The International Sustainable Tourism Initiative (ISTI) made history as the first research unit at Harvard University devoted entirely to sustainable tourism. While its research efforts have now come to an end, updates on the final publications and resources will be posted on the site.
From 2014 to 2018, ISTI teamed up with various Harvard schools to study sustainable tourism's aspects. The Harvard Kennedy School explored policy, the Harvard Business School delved into ecotourism business models and ESG metrics, resulting in 3 case studies, while the Harvard Graduate School of Design studied participatory planning for smart destinations using Geodesign.
ISTI's research on Smart Destinations paved the way for advanced resource management, including water, coastal landscapes, ecosystems, and cultural and social capital, using GIS systems. The Tourism & Climate Change study led to the creation of the HEAT-D Framework to monitor the cost of destinations and manage the impact of climate change. And the Governance research resulted in collaboration with policy experts on sustainable financing and public-private partnerships.
The research program, crafted by Megan Epler Wood, was led by Dr. Jack Spengler, the Director of the Center for Global Health and the Environment at the Harvard T.H Chan School of Public Health, and was presented at COP 22 in 2016. It received funding from the German Government through GIZ from 2017 to 2018.
Through ISTI, Harvard researchers and students worked with various experts to address current challenges and themes in sustainable tourism on a global scale.
The International Sustainable Tourism Initiative (ISTI) has launched a project called "Regional Planning and Geodesign for Tourism" to bring together different professionals in the tourism industry and create plans for sustainable growth. Geodesign, a simplified version of geographic information systems, helps local communities measure the impact of tourism and make informed decisions on social, cultural, and environmental health issues. This system can help communities anticipate the effects of climate change, identify areas for resource protection, and prioritize investments in alternative energy and clean development. The project was launched in 2015 and continues to work with governments, researchers, communities, and planners to develop dynamic tourism planning systems.
A case study in the Westfjords region of Iceland was conducted in 2020-2021 to incorporate Geodesign into the region's tourism planning. A workshop was held with Harvard Extension students and Icelandic stakeholders to further the project and engage in discussions and evaluations. One student participant praised the workshop as an "eye-opening and inspiring experience." Josh Weiland, a graduate of the Geodesign and tourism course, was awarded a research manager position for the project at Harvard Chan School of Public Health.
In the next phase of the project, pilot projects will be launched in collaboration with local governments, civil society, and businesses.

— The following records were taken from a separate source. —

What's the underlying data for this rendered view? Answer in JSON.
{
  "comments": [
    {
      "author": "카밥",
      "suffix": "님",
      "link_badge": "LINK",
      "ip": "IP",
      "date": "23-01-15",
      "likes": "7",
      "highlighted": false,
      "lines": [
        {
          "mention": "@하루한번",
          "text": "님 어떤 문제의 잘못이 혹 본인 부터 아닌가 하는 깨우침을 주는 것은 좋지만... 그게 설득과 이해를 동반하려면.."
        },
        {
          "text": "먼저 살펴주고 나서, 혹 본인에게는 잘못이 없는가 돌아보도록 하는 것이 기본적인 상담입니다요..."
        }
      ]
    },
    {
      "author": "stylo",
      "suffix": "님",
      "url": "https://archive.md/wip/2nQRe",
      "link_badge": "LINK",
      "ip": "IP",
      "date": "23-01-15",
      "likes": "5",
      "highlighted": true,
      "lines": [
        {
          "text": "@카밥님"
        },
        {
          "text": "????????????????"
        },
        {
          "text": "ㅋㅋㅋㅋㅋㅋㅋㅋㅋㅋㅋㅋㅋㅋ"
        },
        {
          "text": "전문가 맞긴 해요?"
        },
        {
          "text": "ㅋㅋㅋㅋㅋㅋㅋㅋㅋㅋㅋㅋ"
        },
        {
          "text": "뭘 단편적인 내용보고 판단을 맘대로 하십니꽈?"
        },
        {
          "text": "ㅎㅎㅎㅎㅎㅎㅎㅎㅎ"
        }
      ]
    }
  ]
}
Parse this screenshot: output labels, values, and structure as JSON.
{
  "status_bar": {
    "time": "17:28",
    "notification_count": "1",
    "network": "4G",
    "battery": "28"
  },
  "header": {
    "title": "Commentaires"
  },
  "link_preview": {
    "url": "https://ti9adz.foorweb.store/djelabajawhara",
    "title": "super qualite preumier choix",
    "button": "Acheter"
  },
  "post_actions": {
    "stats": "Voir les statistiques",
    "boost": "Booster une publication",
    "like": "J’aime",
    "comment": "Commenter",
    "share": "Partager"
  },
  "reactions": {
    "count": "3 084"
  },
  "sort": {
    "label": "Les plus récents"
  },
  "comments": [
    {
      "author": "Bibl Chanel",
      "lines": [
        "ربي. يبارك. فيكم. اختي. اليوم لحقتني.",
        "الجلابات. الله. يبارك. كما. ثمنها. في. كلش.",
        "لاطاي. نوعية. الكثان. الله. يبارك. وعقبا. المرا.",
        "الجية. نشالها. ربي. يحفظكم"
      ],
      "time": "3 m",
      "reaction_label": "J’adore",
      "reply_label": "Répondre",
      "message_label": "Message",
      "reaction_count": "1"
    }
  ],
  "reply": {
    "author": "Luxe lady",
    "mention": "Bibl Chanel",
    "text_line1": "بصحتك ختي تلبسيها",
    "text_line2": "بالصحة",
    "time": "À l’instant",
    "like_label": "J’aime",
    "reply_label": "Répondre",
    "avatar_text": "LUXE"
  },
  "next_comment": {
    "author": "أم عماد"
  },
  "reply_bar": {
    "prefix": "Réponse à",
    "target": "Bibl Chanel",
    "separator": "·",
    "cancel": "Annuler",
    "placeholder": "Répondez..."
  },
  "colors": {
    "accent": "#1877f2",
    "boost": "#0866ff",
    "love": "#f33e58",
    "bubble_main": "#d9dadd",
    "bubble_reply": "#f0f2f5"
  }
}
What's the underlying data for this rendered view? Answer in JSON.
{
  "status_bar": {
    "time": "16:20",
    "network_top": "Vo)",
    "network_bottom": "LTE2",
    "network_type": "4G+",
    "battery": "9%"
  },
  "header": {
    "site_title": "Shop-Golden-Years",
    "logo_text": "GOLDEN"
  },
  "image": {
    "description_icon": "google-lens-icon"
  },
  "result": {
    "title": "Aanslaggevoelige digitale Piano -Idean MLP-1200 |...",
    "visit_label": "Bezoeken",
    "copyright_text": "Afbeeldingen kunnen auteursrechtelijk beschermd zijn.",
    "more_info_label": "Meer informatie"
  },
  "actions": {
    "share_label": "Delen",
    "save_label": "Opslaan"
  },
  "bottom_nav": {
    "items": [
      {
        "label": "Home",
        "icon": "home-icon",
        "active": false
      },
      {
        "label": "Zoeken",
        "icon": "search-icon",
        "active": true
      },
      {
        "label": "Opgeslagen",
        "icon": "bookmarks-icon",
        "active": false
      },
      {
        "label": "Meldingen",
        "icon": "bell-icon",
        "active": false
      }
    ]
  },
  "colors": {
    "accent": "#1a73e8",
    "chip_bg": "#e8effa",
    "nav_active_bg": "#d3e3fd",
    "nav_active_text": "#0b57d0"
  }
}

The goal is to create a dynamic approach to tourism planning that prioritizes human health, well-being, and preservation of ecological and socio-cultural systems, and replaces outdated master planning systems.